# Convert kilometers to nanometers ( km to nm )

Last Updated: 2024-08-06 02:49:37 , Total Usage: 938587Converting kilometers to nanometers is an exercise in understanding the metric system's scalability across very large and very small distances.

### Historical Background

Kilometers and nanometers are both units within the metric system. A kilometer, used for measuring longer distances, equals one thousand meters. In contrast, a nanometer is a unit used for extremely small lengths, equivalent to one-billionth of a meter.

### Calculation Formula

The conversion formula from kilometers to nanometers is:

\[ \text{Length in nanometers} = \text{Length in kilometers} \times 1,000,000,000,000 \]

This formula comes from the fact that one kilometer equals 1,000 meters, and one meter equals 1,000,000,000 nanometers.

### Example Calculation

To convert, for example, 2 kilometers to nanometers:

\[ 2 \, \text{km} \times 1,000,000,000,000 \, \text{nm/km} = 2,000,000,000,000 \, \text{nm} \]

So, 2 kilometers is equivalent to 2 trillion nanometers.

### Usage and Importance

This conversion is especially relevant in fields like nanotechnology, physics, and materials science, where understanding and working across different scales is essential.

### Common FAQs

**Q: Why are such large numbers involved in this conversion?**
A: The nanometer is an extremely small unit, and the kilometer is a relatively large one. This vast difference in scale results in large numbers when converting between them.

**Q: How often is this conversion used outside of scientific fields?**
A: Converting kilometers to nanometers is primarily used in scientific contexts and is not common in everyday life due to the significant scale difference.

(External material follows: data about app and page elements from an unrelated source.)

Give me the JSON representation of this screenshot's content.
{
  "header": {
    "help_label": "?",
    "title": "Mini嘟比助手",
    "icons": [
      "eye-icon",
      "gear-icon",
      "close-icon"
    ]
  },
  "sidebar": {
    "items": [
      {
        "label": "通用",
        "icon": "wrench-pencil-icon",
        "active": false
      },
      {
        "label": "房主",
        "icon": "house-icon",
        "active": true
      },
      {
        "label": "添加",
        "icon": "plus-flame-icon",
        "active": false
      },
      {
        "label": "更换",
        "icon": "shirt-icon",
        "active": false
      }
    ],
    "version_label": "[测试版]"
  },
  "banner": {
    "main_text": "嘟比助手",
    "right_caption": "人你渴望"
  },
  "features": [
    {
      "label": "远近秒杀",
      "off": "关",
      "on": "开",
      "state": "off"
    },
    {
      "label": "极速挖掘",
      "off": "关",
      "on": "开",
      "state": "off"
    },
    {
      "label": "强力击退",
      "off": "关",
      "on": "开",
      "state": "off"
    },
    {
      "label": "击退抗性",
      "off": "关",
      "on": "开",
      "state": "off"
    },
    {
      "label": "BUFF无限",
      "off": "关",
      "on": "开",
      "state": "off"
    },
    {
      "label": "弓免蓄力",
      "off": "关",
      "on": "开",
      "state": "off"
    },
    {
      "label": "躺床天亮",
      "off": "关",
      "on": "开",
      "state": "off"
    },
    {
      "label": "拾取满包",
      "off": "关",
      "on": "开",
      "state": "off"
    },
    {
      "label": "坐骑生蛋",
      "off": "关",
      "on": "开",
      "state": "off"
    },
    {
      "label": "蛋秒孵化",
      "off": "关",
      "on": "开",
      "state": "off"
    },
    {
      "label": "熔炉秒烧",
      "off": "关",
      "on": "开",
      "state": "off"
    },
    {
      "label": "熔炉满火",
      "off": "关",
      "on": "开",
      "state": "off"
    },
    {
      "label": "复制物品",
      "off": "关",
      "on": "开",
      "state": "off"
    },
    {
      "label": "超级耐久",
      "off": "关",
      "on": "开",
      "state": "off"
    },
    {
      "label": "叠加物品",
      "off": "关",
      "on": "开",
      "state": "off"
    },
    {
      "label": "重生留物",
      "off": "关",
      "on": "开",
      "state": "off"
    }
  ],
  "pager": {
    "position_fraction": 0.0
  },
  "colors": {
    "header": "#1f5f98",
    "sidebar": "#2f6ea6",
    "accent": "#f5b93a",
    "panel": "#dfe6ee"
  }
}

**Q: Are tools available for such conversions?**
A: Yes, various online calculators and conversion tools can easily handle these types of conversions.

In summary, converting kilometers to nanometers is an example of the metric system's ability to accommodate a wide range of scales. It involves multiplying the number of kilometers by one trillion, demonstrating the system's versatility in dealing with measurements from the very large to the very small.